(Records shown begins)

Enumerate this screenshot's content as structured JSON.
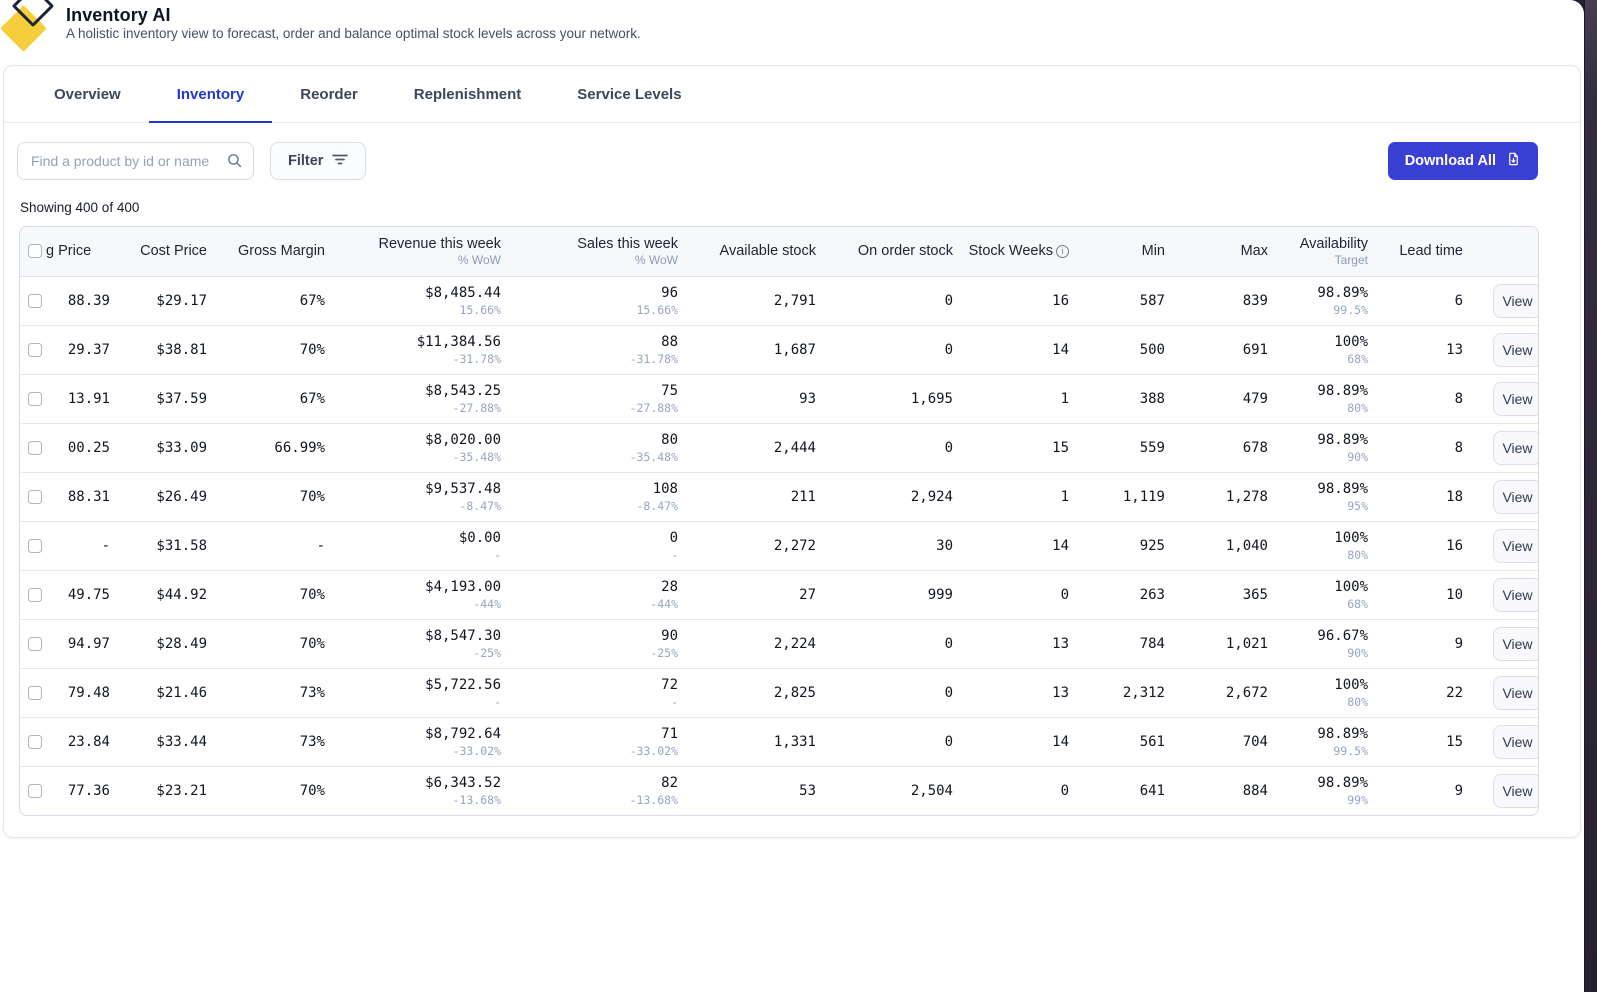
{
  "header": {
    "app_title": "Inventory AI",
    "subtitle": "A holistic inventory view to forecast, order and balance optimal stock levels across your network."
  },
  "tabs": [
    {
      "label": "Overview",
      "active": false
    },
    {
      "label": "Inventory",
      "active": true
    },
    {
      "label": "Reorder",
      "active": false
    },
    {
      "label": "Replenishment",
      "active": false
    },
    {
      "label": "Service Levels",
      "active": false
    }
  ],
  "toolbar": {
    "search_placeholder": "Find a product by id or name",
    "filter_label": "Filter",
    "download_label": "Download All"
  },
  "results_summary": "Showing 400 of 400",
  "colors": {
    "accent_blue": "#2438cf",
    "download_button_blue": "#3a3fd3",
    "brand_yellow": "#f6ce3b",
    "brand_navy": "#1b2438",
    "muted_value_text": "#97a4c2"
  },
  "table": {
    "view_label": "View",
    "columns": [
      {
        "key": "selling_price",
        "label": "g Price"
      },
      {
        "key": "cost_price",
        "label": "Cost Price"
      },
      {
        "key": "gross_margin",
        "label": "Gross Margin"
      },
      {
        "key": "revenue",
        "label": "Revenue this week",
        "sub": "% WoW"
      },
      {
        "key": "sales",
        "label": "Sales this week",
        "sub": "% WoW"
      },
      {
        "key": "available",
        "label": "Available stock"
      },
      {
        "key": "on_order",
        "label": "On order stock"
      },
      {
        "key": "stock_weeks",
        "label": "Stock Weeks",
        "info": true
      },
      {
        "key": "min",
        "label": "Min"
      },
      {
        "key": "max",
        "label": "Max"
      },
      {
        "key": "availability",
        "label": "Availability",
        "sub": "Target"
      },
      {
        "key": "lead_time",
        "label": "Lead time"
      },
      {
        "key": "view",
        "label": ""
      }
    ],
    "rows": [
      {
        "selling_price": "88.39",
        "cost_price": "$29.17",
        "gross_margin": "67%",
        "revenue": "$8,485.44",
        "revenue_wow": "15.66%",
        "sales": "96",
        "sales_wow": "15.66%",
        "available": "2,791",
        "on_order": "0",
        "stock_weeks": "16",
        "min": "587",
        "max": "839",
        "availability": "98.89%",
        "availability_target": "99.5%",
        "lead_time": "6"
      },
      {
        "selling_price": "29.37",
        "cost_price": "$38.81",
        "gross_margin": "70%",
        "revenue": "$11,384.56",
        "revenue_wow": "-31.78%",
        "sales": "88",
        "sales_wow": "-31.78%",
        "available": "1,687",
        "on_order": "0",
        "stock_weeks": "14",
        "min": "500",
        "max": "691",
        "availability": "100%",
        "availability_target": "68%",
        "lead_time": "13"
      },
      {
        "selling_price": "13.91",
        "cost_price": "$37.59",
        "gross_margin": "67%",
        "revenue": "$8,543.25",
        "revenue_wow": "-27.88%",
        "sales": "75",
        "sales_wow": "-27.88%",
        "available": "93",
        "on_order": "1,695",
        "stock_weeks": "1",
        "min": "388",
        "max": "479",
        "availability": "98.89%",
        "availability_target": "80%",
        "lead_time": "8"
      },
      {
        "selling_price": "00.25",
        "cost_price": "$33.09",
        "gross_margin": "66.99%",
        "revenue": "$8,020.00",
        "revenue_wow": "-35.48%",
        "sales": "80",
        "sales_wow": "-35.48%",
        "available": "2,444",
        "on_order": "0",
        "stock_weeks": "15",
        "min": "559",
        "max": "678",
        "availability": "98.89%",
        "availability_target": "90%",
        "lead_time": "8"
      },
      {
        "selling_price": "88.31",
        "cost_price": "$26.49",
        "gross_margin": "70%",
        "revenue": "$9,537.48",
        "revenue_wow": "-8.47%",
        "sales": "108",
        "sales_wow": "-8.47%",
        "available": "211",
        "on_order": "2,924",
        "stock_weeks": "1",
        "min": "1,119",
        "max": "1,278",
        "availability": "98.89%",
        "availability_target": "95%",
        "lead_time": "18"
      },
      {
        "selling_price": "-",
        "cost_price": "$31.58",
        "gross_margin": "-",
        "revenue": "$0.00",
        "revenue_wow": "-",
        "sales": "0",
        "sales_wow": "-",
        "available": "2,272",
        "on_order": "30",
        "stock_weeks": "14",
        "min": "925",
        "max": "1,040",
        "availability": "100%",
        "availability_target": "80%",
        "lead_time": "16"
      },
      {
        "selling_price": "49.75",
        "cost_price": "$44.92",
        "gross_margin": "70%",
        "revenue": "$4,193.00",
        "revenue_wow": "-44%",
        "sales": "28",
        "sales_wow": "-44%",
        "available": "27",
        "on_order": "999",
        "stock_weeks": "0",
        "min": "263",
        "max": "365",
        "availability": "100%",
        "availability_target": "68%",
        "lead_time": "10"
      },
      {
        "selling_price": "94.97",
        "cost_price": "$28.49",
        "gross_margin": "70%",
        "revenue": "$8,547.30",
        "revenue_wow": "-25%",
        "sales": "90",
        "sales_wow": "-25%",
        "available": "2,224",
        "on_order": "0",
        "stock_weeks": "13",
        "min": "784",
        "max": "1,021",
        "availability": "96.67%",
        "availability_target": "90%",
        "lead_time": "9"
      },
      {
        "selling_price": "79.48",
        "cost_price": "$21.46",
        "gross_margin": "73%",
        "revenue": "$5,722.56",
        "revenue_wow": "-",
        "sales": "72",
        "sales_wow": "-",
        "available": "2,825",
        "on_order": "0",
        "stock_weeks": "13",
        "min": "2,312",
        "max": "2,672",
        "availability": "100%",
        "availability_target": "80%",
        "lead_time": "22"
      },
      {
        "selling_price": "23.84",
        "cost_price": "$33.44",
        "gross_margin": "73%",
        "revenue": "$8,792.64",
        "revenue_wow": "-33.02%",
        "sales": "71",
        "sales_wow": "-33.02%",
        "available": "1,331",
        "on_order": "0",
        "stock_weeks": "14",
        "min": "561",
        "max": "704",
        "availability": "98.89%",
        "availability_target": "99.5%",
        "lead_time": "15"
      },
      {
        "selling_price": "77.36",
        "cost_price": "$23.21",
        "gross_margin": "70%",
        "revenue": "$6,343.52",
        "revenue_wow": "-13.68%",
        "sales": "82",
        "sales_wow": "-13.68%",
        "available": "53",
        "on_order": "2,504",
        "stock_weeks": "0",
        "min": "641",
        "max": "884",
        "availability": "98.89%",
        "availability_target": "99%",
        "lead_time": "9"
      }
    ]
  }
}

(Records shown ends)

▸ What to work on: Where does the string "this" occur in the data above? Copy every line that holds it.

▸ Written solution:
Enumerate this screenshot's content as structured JSON.
        "label": "Revenue this week",
        "label": "Sales this week",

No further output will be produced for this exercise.